*** Provided material ***

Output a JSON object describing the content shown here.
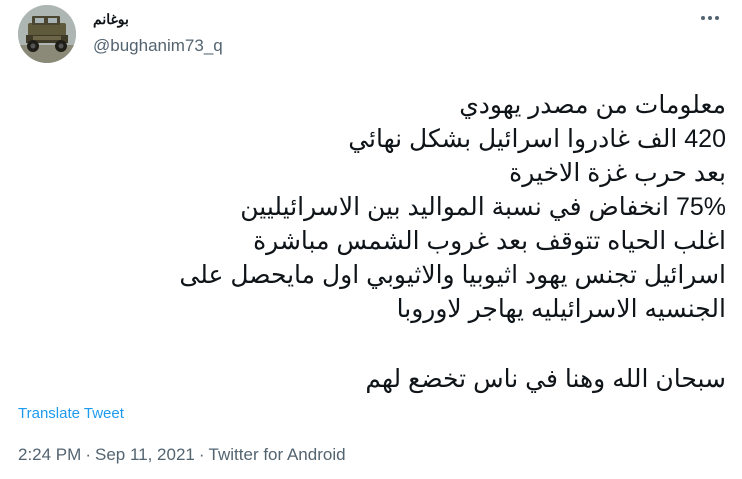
{
  "tweet": {
    "display_name": "بوغانم",
    "handle": "@bughanim73_q",
    "more_icon": "more-horizontal-icon",
    "lines": [
      "معلومات من مصدر يهودي",
      "420 الف غادروا اسرائيل بشكل نهائي",
      "بعد حرب غزة الاخيرة",
      "75% انخفاض في نسبة المواليد بين الاسرائيليين",
      "اغلب الحياه تتوقف بعد غروب الشمس مباشرة",
      "اسرائيل تجنس يهود اثيوبيا والاثيوبي اول مايحصل على",
      "الجنسيه الاسرائيليه يهاجر لاوروبا",
      "سبحان الله وهنا في ناس تخضع لهم"
    ],
    "translate_label": "Translate Tweet",
    "time": "2:24 PM",
    "date": "Sep 11, 2021",
    "source": "Twitter for Android",
    "separator": "·"
  }
}
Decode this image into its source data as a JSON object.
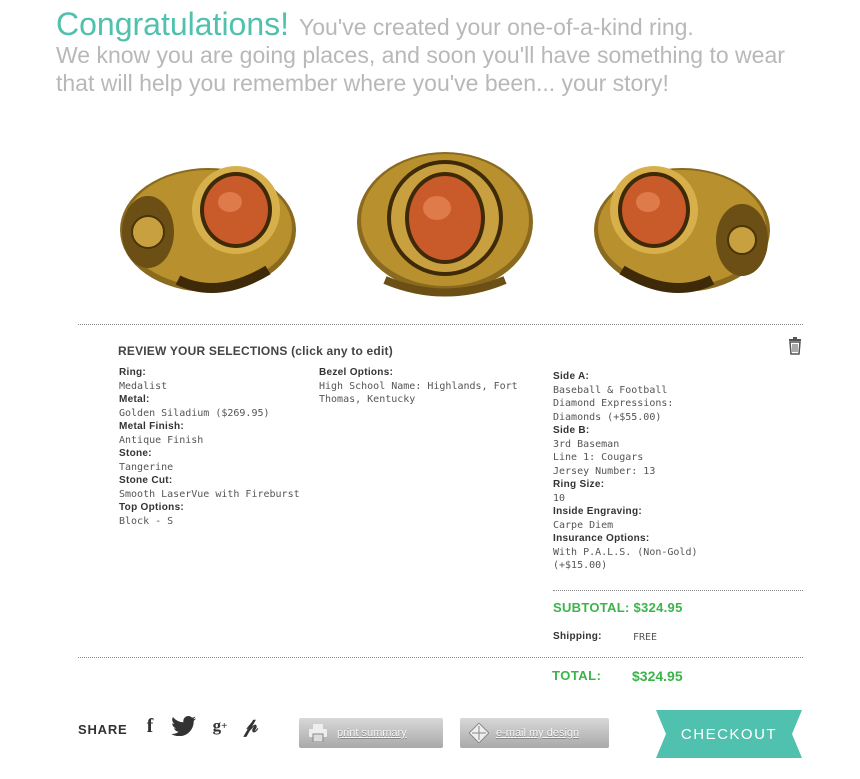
{
  "hero": {
    "congrats": "Congratulations!",
    "created": "You've created your one-of-a-kind ring.",
    "line2": "We know you are going places, and soon you'll have something to wear",
    "line3": "that will help you remember where you've been... your story!"
  },
  "rings": {
    "stone_color": "#c95a2a",
    "metal_color": "#b8902e",
    "views": [
      "left-side",
      "front",
      "right-side"
    ]
  },
  "review": {
    "title": "REVIEW YOUR SELECTIONS (click any to edit)",
    "col1": [
      {
        "label": "Ring:",
        "value": "Medalist"
      },
      {
        "label": "Metal:",
        "value": "Golden Siladium ($269.95)"
      },
      {
        "label": "Metal Finish:",
        "value": "Antique Finish"
      },
      {
        "label": "Stone:",
        "value": "Tangerine"
      },
      {
        "label": "Stone Cut:",
        "value": "Smooth LaserVue with Fireburst"
      },
      {
        "label": "Top Options:",
        "value": "Block - S"
      }
    ],
    "col2": [
      {
        "label": "Bezel Options:",
        "value": "High School Name: Highlands, Fort",
        "value2": "Thomas, Kentucky"
      }
    ],
    "col3": {
      "side_a_label": "Side A:",
      "side_a_1": "Baseball & Football",
      "side_a_2": "Diamond Expressions:",
      "side_a_3": "Diamonds (+$55.00)",
      "side_b_label": "Side B:",
      "side_b_1": "3rd Baseman",
      "side_b_2": "Line 1: Cougars",
      "side_b_3": "Jersey Number: 13",
      "ring_size_label": "Ring Size:",
      "ring_size": "10",
      "engraving_label": "Inside Engraving:",
      "engraving": "Carpe Diem",
      "insurance_label": "Insurance Options:",
      "insurance_1": "With P.A.L.S. (Non-Gold)",
      "insurance_2": "(+$15.00)"
    }
  },
  "totals": {
    "subtotal": "SUBTOTAL: $324.95",
    "shipping_label": "Shipping:",
    "shipping_value": "FREE",
    "total_label": "TOTAL:",
    "total_value": "$324.95"
  },
  "footer": {
    "share_label": "SHARE",
    "print_label": "print summary",
    "email_label": "e-mail my design",
    "checkout_label": "CHECKOUT",
    "accent": "#4fc1ae",
    "price_color": "#3bb44a"
  }
}
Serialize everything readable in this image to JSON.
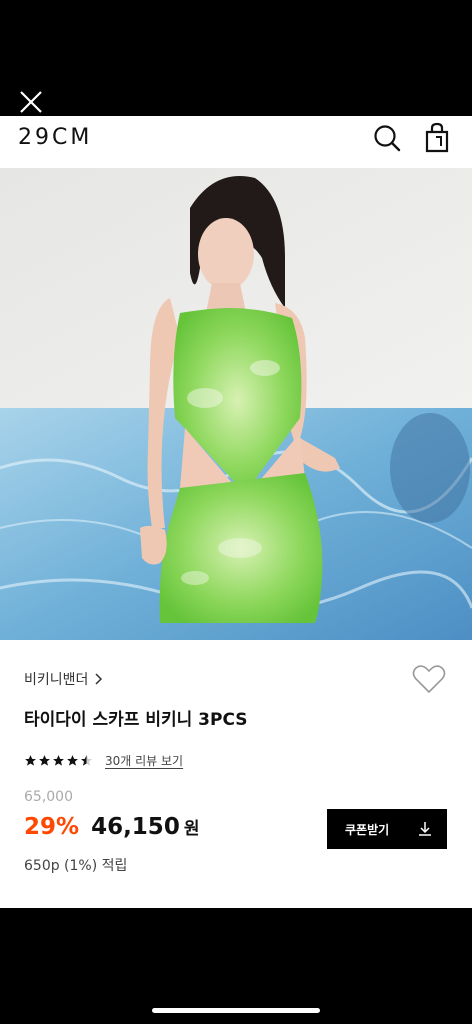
{
  "header": {
    "logo": "29CM"
  },
  "product": {
    "brand": "비키니밴더",
    "title": "타이다이 스카프 비키니 3PCS",
    "rating": 4.5,
    "review_link": "30개 리뷰 보기",
    "original_price": "65,000",
    "discount": "29%",
    "final_price": "46,150",
    "currency": "원",
    "points": "650p (1%) 적립"
  },
  "coupon": {
    "label": "쿠폰받기"
  },
  "colors": {
    "accent": "#ff4800",
    "text": "#111111",
    "muted": "#aaaaaa",
    "button": "#000000"
  },
  "icons": [
    "close-icon",
    "search-icon",
    "shopping-bag-icon",
    "chevron-right-icon",
    "heart-icon",
    "star-icon",
    "download-icon"
  ]
}
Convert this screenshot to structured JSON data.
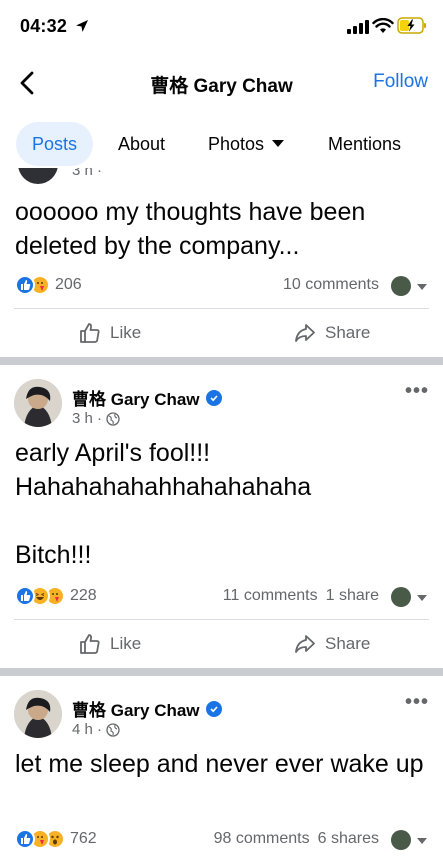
{
  "status_bar": {
    "time": "04:32"
  },
  "header": {
    "title": "曹格 Gary Chaw",
    "follow_label": "Follow"
  },
  "tabs": [
    {
      "label": "Posts",
      "active": true
    },
    {
      "label": "About"
    },
    {
      "label": "Photos",
      "has_dropdown": true
    },
    {
      "label": "Mentions"
    }
  ],
  "posts": [
    {
      "time": "3 h · ",
      "text": "oooooo my thoughts have been deleted by the company...",
      "reaction_count": "206",
      "comments": "10 comments",
      "shares": "",
      "reactions": [
        "like",
        "care"
      ],
      "like_label": "Like",
      "share_label": "Share"
    },
    {
      "author": "曹格 Gary Chaw",
      "time": "3 h · ",
      "text": "early April's fool!!!\nHahahahahahhahahahaha\n\nBitch!!!",
      "reaction_count": "228",
      "comments": "11 comments",
      "shares": "1 share",
      "reactions": [
        "like",
        "haha",
        "care"
      ],
      "like_label": "Like",
      "share_label": "Share"
    },
    {
      "author": "曹格 Gary Chaw",
      "time": "4 h · ",
      "text": "let me sleep and never ever wake up",
      "reaction_count": "762",
      "comments": "98 comments",
      "shares": "6 shares",
      "reactions": [
        "like",
        "care",
        "wow"
      ]
    }
  ],
  "colors": {
    "accent": "#1b74e4",
    "secondary_text": "#65676b",
    "separator": "#c9ccd1"
  }
}
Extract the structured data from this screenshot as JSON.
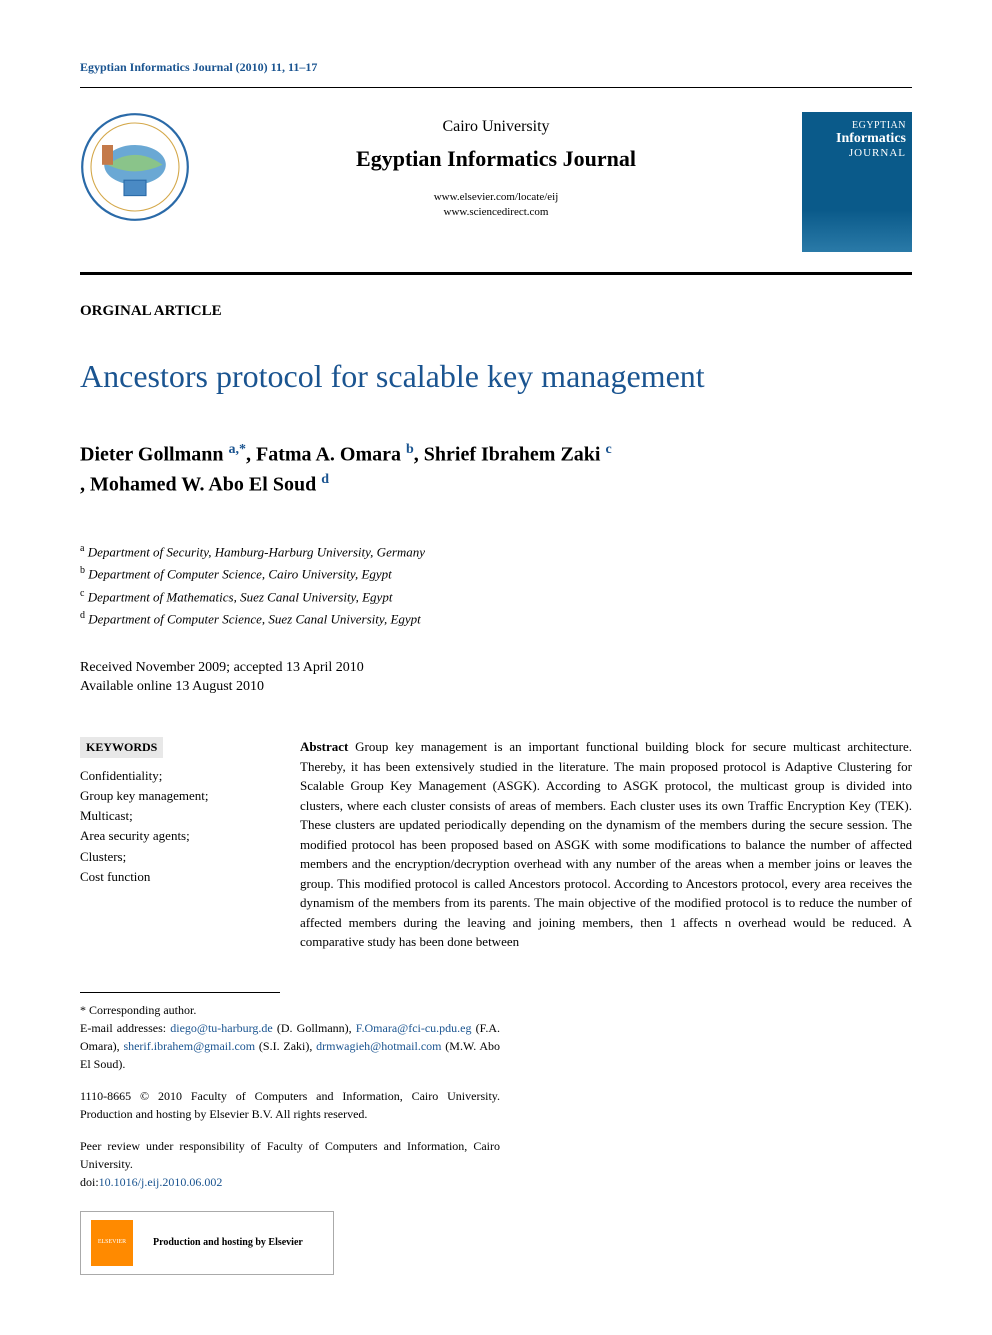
{
  "citation": "Egyptian Informatics Journal (2010) 11, 11–17",
  "header": {
    "publisher": "Cairo University",
    "journal": "Egyptian Informatics Journal",
    "url1": "www.elsevier.com/locate/eij",
    "url2": "www.sciencedirect.com",
    "cover": {
      "line1": "EGYPTIAN",
      "line2": "Informatics",
      "line3": "JOURNAL"
    }
  },
  "article_type": "ORGINAL ARTICLE",
  "title": "Ancestors protocol for scalable key management",
  "authors": [
    {
      "name": "Dieter Gollmann ",
      "marks": "a,*"
    },
    {
      "name": ", Fatma A. Omara ",
      "marks": "b"
    },
    {
      "name": ", Shrief Ibrahem Zaki ",
      "marks": "c"
    },
    {
      "name": ", Mohamed W. Abo El Soud ",
      "marks": "d"
    }
  ],
  "affiliations": [
    {
      "mark": "a",
      "text": " Department of Security, Hamburg-Harburg University, Germany"
    },
    {
      "mark": "b",
      "text": " Department of Computer Science, Cairo University, Egypt"
    },
    {
      "mark": "c",
      "text": " Department of Mathematics, Suez Canal University, Egypt"
    },
    {
      "mark": "d",
      "text": " Department of Computer Science, Suez Canal University, Egypt"
    }
  ],
  "dates": {
    "received": "Received  November 2009; accepted 13 April 2010",
    "online": "Available online 13 August 2010"
  },
  "keywords": {
    "heading": "KEYWORDS",
    "items": "Confidentiality;\nGroup key management;\nMulticast;\nArea security agents;\nClusters;\nCost function"
  },
  "abstract": {
    "label": "Abstract",
    "text": "   Group key management is an important functional building block for secure multicast architecture. Thereby, it has been extensively studied in the literature. The main proposed protocol is Adaptive Clustering for Scalable Group Key Management (ASGK). According to ASGK protocol, the multicast group is divided into clusters, where each cluster consists of areas of members. Each cluster uses its own Traffic Encryption Key (TEK). These clusters are updated periodically depending on the dynamism of the members during the secure session. The modified protocol has been proposed based on ASGK with some modifications to balance the number of affected members and the encryption/decryption overhead with any number of the areas when a member joins or leaves the group. This modified protocol is called Ancestors protocol. According to Ancestors protocol, every area receives the dynamism of the members from its parents. The main objective of the modified protocol is to reduce the number of affected members during the leaving and joining members, then 1 affects n overhead would be reduced. A comparative study has been done between"
  },
  "footnotes": {
    "corresponding": "* Corresponding author.",
    "emails_label": "E-mail addresses: ",
    "emails": [
      {
        "addr": "diego@tu-harburg.de",
        "who": " (D. Gollmann), "
      },
      {
        "addr": "F.Omara@fci-cu.pdu.eg",
        "who": " (F.A. Omara), "
      },
      {
        "addr": "sherif.ibrahem@gmail.com",
        "who": " (S.I. Zaki), "
      },
      {
        "addr": "drmwagieh@hotmail.com",
        "who": " (M.W. Abo El Soud)."
      }
    ],
    "copyright": "1110-8665 © 2010 Faculty of Computers and Information, Cairo University. Production and hosting by Elsevier B.V. All rights reserved.",
    "peer": "Peer review under responsibility of Faculty of Computers and Information, Cairo University.",
    "doi_label": "doi:",
    "doi": "10.1016/j.eij.2010.06.002",
    "hosting": "Production and hosting by Elsevier",
    "elsevier": "ELSEVIER"
  }
}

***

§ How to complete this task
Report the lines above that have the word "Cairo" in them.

§ Your solution
    "publisher": "Cairo University",
      "text": " Department of Computer Science, Cairo University, Egypt"
    "copyright": "1110-8665 © 2010 Faculty of Computers and Information, Cairo University. Production and hosting by Elsevier B.V. All rights reserved.",
    "peer": "Peer review under responsibility of Faculty of Computers and Information, Cairo University.",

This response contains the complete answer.